Preparing Your Dog For Your New Baby
By Heather Gibbs, CPDT-KA, ABCDT, SBA
Preparing for a new baby’s arrival can be an exciting and stressful time for all family members involved – especially your dog! This article from Courteous Canine, Inc. contains information about how to prepare your dog for your new baby.
For questions and training services to prepare your dog for your new baby, please contact Courteous Canine, Inc. at LoveDogs@CourteousCanine.com or 813-949-1465.
Make a plan to gradually train your dog in anticipation of your baby’s arrival. Your dog will experience new sights, sounds, smells, and will likely experience a change in their usual schedule when your baby arrives.
All of these sudden changes may cause stress to your dog. To help reduce these stressors, begin gradually introducing these new schedule changes before your baby arrives.
Consider enlisting the help of an in-home pet sitting or dog walking professional to help maintain your dog’s exercise and play routines during the first few weeks of your baby’s arrival. This can help to reduce your dog’s stress during this time.
There are several helpful behaviors for your dog to know: Behaviors like sit, down, come, stay, leave it, and drop it can be incredibly helpful for any pup to know.
These behaviors are particularly beneficial when communicating with your dog around a new baby.
Consider seeking the help of a certified professional trainer to work on accomplishing these training goals.
Practice with a Baby Doll
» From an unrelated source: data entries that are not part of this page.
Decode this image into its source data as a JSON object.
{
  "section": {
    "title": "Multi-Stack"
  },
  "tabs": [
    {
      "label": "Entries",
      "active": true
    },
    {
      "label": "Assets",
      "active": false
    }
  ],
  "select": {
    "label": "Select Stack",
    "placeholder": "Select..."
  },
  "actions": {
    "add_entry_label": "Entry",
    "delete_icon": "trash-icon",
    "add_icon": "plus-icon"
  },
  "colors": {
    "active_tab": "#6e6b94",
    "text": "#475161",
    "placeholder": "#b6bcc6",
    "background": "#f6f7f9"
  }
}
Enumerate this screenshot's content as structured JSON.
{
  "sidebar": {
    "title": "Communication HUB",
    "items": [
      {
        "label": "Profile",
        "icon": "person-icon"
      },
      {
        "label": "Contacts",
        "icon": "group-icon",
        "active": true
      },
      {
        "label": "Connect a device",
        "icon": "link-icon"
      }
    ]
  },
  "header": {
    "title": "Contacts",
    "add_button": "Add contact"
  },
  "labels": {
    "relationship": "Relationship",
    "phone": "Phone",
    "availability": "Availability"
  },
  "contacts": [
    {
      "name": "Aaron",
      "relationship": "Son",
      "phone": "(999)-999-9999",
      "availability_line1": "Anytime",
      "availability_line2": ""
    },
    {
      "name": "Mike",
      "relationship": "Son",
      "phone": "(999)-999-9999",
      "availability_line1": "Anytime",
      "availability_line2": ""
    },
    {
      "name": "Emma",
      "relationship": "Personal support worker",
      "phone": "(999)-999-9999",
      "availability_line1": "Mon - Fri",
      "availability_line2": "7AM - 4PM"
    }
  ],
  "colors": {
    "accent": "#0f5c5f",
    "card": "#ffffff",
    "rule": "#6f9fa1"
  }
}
While your pup may not recognize a baby doll in the same way as they will your child, the doll can be a help during the training process above. By allowing your dog to practice cues such as down, stay, and leave it while you are holding and moving the doll, you are setting your dog up for success for the future.
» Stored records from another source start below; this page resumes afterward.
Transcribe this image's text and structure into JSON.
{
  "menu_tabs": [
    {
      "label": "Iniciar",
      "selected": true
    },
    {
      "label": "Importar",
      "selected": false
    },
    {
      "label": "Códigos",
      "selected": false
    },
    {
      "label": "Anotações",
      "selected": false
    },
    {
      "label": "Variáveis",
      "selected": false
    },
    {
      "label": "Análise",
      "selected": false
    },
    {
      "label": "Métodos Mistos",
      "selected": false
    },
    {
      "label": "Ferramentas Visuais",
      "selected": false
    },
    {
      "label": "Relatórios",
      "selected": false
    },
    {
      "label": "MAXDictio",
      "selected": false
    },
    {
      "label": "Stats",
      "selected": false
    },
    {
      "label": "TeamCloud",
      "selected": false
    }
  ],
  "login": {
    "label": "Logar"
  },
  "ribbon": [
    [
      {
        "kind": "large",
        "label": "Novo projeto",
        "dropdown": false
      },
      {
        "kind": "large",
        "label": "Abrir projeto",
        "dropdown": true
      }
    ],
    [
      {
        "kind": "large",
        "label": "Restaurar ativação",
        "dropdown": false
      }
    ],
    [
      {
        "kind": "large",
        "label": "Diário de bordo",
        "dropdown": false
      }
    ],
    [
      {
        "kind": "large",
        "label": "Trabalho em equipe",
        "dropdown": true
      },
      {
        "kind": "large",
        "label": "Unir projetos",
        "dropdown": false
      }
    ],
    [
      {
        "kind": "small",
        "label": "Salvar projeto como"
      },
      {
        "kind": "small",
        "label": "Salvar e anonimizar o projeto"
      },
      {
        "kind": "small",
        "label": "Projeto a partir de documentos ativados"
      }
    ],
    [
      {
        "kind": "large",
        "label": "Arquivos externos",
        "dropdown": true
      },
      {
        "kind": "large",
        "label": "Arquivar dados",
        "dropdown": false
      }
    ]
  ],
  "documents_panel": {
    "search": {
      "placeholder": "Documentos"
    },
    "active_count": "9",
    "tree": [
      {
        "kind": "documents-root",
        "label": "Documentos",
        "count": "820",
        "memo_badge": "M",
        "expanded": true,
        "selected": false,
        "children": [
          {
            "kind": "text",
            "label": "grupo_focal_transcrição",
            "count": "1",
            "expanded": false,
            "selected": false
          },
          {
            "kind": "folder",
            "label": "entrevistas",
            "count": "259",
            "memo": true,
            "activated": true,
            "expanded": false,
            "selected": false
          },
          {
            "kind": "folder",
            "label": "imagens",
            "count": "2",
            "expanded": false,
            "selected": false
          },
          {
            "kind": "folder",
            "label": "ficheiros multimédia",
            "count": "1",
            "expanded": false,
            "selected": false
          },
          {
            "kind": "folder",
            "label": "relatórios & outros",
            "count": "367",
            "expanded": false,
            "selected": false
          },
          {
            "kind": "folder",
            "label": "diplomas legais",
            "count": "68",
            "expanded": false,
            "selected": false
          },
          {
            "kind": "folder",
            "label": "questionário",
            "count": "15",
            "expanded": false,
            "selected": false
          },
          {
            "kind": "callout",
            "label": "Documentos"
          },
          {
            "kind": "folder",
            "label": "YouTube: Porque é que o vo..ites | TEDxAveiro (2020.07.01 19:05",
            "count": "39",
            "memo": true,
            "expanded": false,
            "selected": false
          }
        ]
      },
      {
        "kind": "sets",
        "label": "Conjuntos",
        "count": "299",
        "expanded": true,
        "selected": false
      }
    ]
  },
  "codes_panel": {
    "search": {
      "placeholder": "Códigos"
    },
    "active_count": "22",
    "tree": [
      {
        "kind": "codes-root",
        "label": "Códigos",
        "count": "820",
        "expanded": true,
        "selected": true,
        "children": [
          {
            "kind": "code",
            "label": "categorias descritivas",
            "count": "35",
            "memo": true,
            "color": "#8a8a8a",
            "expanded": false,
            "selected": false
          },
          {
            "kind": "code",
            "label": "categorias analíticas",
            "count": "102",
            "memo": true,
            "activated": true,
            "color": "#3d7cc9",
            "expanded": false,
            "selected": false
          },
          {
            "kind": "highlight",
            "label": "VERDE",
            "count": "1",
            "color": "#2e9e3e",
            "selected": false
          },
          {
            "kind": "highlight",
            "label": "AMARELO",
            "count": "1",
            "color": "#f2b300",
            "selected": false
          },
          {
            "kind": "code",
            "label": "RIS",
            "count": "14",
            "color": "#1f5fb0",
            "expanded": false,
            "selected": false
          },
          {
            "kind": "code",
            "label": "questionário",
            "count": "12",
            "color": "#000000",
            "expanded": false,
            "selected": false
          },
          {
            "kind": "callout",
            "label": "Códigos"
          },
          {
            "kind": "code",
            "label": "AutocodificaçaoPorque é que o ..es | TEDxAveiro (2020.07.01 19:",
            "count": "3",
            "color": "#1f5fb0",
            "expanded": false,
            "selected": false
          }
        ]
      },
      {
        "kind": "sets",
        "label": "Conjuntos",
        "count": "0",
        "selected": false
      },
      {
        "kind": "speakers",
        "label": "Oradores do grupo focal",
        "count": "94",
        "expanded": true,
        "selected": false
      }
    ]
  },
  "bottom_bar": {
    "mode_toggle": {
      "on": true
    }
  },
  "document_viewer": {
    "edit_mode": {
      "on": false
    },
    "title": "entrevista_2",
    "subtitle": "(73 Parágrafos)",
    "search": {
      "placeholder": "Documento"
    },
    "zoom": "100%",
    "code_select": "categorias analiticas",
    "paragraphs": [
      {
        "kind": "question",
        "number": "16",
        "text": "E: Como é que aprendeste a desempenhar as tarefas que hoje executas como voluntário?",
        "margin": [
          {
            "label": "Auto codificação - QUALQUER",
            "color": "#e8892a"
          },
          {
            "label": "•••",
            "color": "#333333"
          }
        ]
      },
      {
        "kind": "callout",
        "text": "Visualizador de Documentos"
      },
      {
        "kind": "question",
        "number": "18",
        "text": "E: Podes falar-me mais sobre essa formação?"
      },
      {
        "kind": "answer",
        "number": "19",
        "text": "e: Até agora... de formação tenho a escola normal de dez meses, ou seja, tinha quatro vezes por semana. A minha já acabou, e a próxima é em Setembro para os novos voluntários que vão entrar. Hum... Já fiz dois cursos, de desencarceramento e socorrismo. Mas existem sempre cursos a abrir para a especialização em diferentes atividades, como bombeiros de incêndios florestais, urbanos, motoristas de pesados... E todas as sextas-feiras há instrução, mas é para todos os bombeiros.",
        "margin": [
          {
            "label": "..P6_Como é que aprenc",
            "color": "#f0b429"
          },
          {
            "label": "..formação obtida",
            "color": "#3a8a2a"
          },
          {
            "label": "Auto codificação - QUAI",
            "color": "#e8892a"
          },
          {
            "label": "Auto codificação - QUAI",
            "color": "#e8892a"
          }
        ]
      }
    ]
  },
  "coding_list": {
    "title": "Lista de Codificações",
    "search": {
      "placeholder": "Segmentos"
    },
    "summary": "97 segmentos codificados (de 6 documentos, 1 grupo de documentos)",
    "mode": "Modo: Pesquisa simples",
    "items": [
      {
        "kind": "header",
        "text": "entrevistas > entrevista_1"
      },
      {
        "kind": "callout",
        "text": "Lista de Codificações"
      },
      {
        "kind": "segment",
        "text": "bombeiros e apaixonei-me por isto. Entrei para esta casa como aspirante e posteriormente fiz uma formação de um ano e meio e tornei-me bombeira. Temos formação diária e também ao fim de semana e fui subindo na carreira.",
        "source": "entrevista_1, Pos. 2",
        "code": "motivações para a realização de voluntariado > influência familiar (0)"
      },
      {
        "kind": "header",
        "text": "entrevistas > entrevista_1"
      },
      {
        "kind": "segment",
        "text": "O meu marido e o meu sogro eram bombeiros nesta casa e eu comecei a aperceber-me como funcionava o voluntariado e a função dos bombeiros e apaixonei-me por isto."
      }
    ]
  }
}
These distractions should only be added to training sessions gradually, when your pup has a strong understanding of their obedience cues without distractions present.
Pair positive experiences for your dog, like play time and tasty treats, with new items and smells. Food can be one of the strongest ways to improve a dog’s response to new things, like a stroller or crib.
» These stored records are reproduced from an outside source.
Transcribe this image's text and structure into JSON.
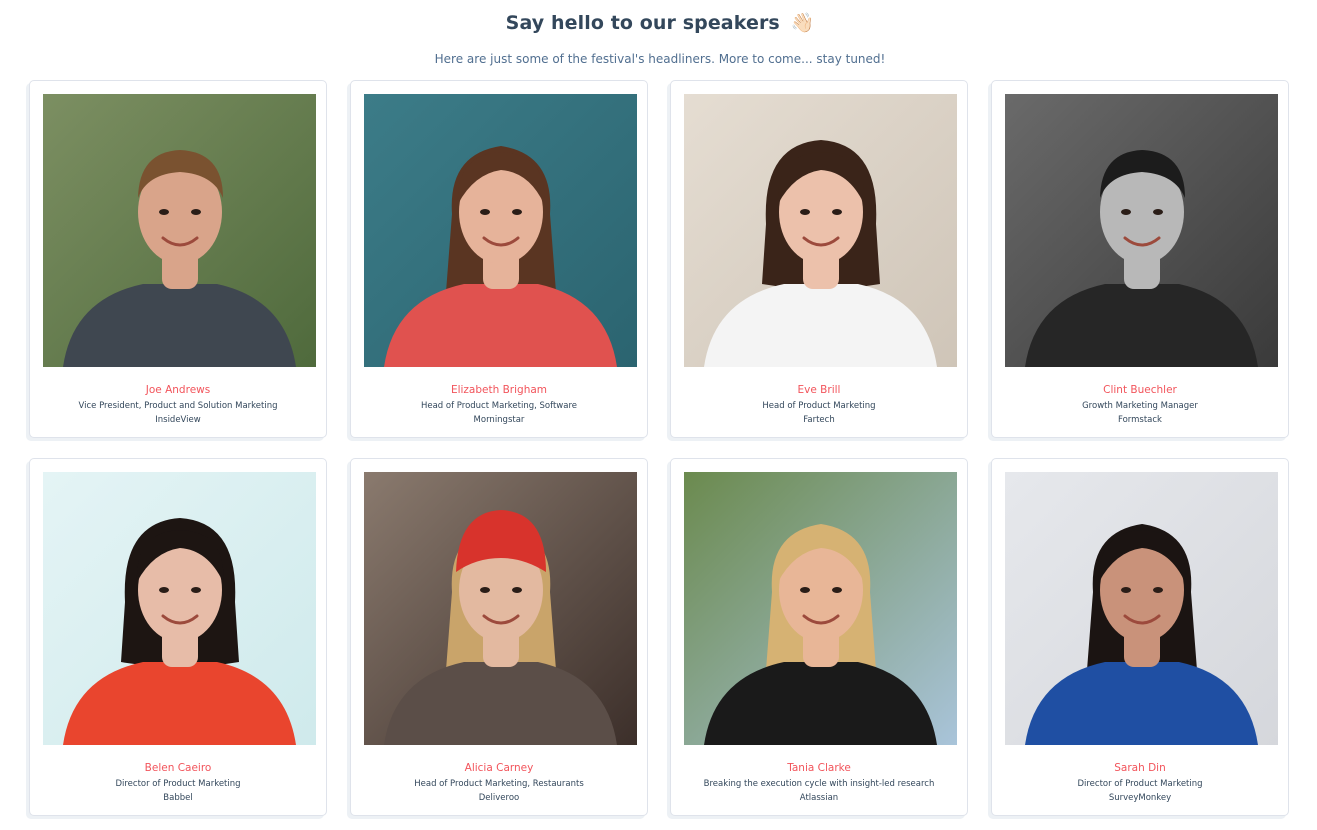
{
  "header": {
    "title": "Say hello to our speakers",
    "title_emoji": "👋🏻",
    "subtitle": "Here are just some of the festival's headliners. More to come... stay tuned!"
  },
  "colors": {
    "name_accent": "#f2545b",
    "text_primary": "#33475b",
    "card_border": "#dfe3eb"
  },
  "speakers": [
    {
      "name": "Joe Andrews",
      "role": "Vice President, Product and Solution Marketing",
      "company": "InsideView",
      "photo": {
        "bg": "#4f6a3c",
        "bg2": "#7c8f62",
        "skin": "#d9a48a",
        "hair": "#7a5230",
        "shirt": "#3f4750",
        "style": "short"
      }
    },
    {
      "name": "Elizabeth Brigham",
      "role": "Head of Product Marketing, Software",
      "company": "Morningstar",
      "photo": {
        "bg": "#2b6470",
        "bg2": "#3c7c88",
        "skin": "#e6b39a",
        "hair": "#5a3522",
        "shirt": "#e0524f",
        "style": "long"
      }
    },
    {
      "name": "Eve Brill",
      "role": "Head of Product Marketing",
      "company": "Fartech",
      "photo": {
        "bg": "#cfc5b8",
        "bg2": "#e5ddd2",
        "skin": "#ecc1ab",
        "hair": "#3a2419",
        "shirt": "#f4f4f4",
        "style": "bob"
      }
    },
    {
      "name": "Clint Buechler",
      "role": "Growth Marketing Manager",
      "company": "Formstack",
      "photo": {
        "bg": "#3a3a3a",
        "bg2": "#6a6a6a",
        "skin": "#b8b8b8",
        "hair": "#1c1c1c",
        "shirt": "#262626",
        "style": "short"
      }
    },
    {
      "name": "Belen Caeiro",
      "role": "Director of Product Marketing",
      "company": "Babbel",
      "photo": {
        "bg": "#cfeaec",
        "bg2": "#e4f4f5",
        "skin": "#e7bca8",
        "hair": "#1d1512",
        "shirt": "#e9452e",
        "style": "bob"
      }
    },
    {
      "name": "Alicia Carney",
      "role": "Head of Product Marketing, Restaurants",
      "company": "Deliveroo",
      "photo": {
        "bg": "#3c2f2a",
        "bg2": "#8a7a6e",
        "skin": "#e3b9a0",
        "hair": "#c9a46a",
        "shirt": "#5b4e48",
        "style": "hat"
      }
    },
    {
      "name": "Tania Clarke",
      "role": "Breaking the execution cycle with insight-led research",
      "company": "Atlassian",
      "photo": {
        "bg": "#a9c4da",
        "bg2": "#6b8a4e",
        "skin": "#e8b697",
        "hair": "#d6b273",
        "shirt": "#1a1a1a",
        "style": "long"
      }
    },
    {
      "name": "Sarah Din",
      "role": "Director of Product Marketing",
      "company": "SurveyMonkey",
      "photo": {
        "bg": "#d5d7dc",
        "bg2": "#e6e8ec",
        "skin": "#c9927a",
        "hair": "#1b1412",
        "shirt": "#1f4fa3",
        "style": "long"
      }
    }
  ]
}
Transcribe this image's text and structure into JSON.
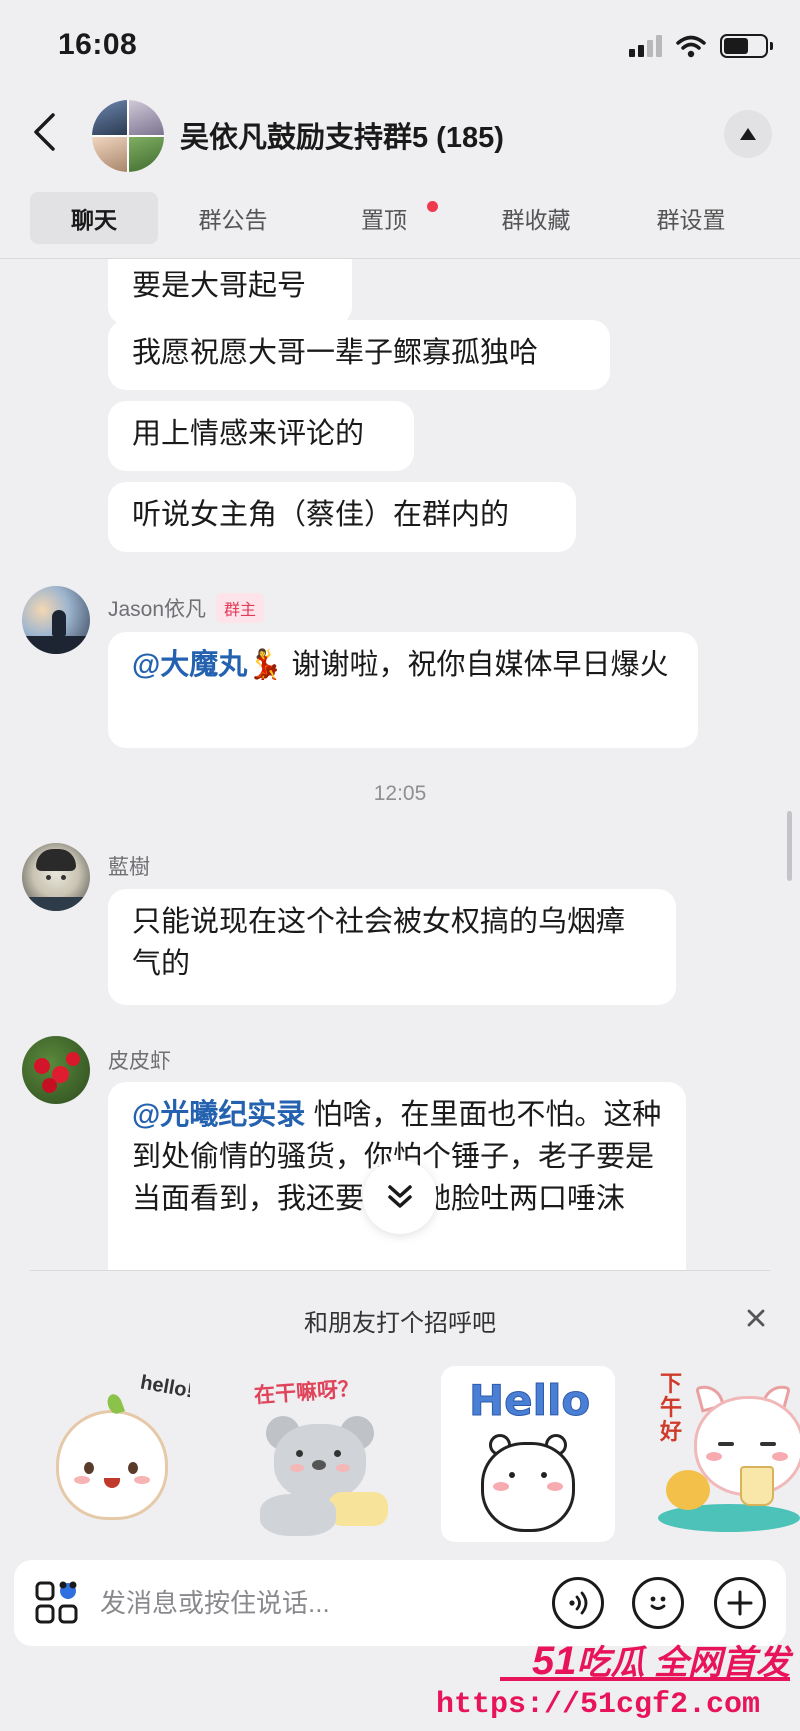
{
  "status_bar": {
    "time": "16:08",
    "battery_level": 0.6,
    "signal_bars": 2
  },
  "header": {
    "title": "吴依凡鼓励支持群5 (185)"
  },
  "tabs": [
    {
      "label": "聊天",
      "active": true,
      "has_dot": false
    },
    {
      "label": "群公告",
      "active": false,
      "has_dot": false
    },
    {
      "label": "置顶",
      "active": false,
      "has_dot": true
    },
    {
      "label": "群收藏",
      "active": false,
      "has_dot": false
    },
    {
      "label": "群设置",
      "active": false,
      "has_dot": false
    }
  ],
  "messages": {
    "m1": "要是大哥起号",
    "m2": "我愿祝愿大哥一辈子鳏寡孤独哈",
    "m3": "用上情感来评论的",
    "m4": "听说女主角（蔡佳）在群内的",
    "jason": {
      "sender": "Jason依凡",
      "badge": "群主",
      "mention": "@大魔丸",
      "emoji": "💃",
      "text": "谢谢啦，祝你自媒体早日爆火"
    },
    "time_divider": "12:05",
    "lanshu": {
      "sender": "藍樹",
      "text": "只能说现在这个社会被女权搞的乌烟瘴气的"
    },
    "pipixia": {
      "sender": "皮皮虾",
      "mention": "@光曦纪实录",
      "text": "怕啥，在里面也不怕。这种到处偷情的骚货，你怕个锤子，老子要是当面看到，我还要对着她脸吐两口唾沫"
    }
  },
  "greeting_panel": {
    "title": "和朋友打个招呼吧",
    "stickers": [
      {
        "name": "hello-sprout",
        "text": "hello!"
      },
      {
        "name": "koala-question",
        "text": "在干嘛呀？"
      },
      {
        "name": "bear-hello",
        "text": "Hello"
      },
      {
        "name": "cat-afternoon",
        "text": "下午好"
      }
    ]
  },
  "input": {
    "placeholder": "发消息或按住说话..."
  },
  "watermark": {
    "brand_number": "51",
    "brand_text": "吃瓜 全网首发",
    "url": "https://51cgf2.com"
  },
  "colors": {
    "mention": "#2462b0",
    "badge": "#e23a59",
    "watermark": "#e8145a",
    "dot": "#ef3a4e"
  }
}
Play sounds found online of babies crying at a low volume while engaging your dog in positive play and treat games.
If your dog appears distressed by any of these exercises, reduce the difficulty and seek the guidance from a qualified, professional positive trainer.
Baby gates and pens can be helpful ways to give your dog and child their own space during meal times and play time.
Children should always be supervised and never left unattended with your dog.
As your child grows older, children should be taught to leave your dog’s toys and food bowls alone.
If you experience any behavior concerns with your dog guarding their resources, seek the help of a qualified positive trainer immediately for a personalized training and management plan.
Boredom Busters for Your Dog
Give your dog puzzle feeder toys, like a “snuffle mat” or KONG dog toy, filled with tasty treats and food items. This is a great way for any pup to exercise their mind and help relax them. These items should only be given to your dog out of reach from your new baby.
For a full list of games and enrichment ideas for your dog, check back for our upcoming article Boredom Busters & Brain Games or join our class of the same name.
Give your pup some love and attention! Welcoming a new baby into your home comes with its own stressors and excitement for everyone.
Have patience with your dog and be sure to provide them with lots of comfort and attention.
If you experience any behavior or training concerns with your pup during this transition, seek the help of a certified, positive trainer.
About the author
Heather Gibbs, CPDT-KA, ABCDT, SBA
Heather is the Business Manager and a Behavior Consultant for Courteous Canine, Inc., a force free dog training school in Lutz, Florida that also offers sport training, behavior consultations, board-and-train, day care, and pet sitting. For more information, visit www.CourteousCanine.com.
© Courteous Canine, Inc. 2021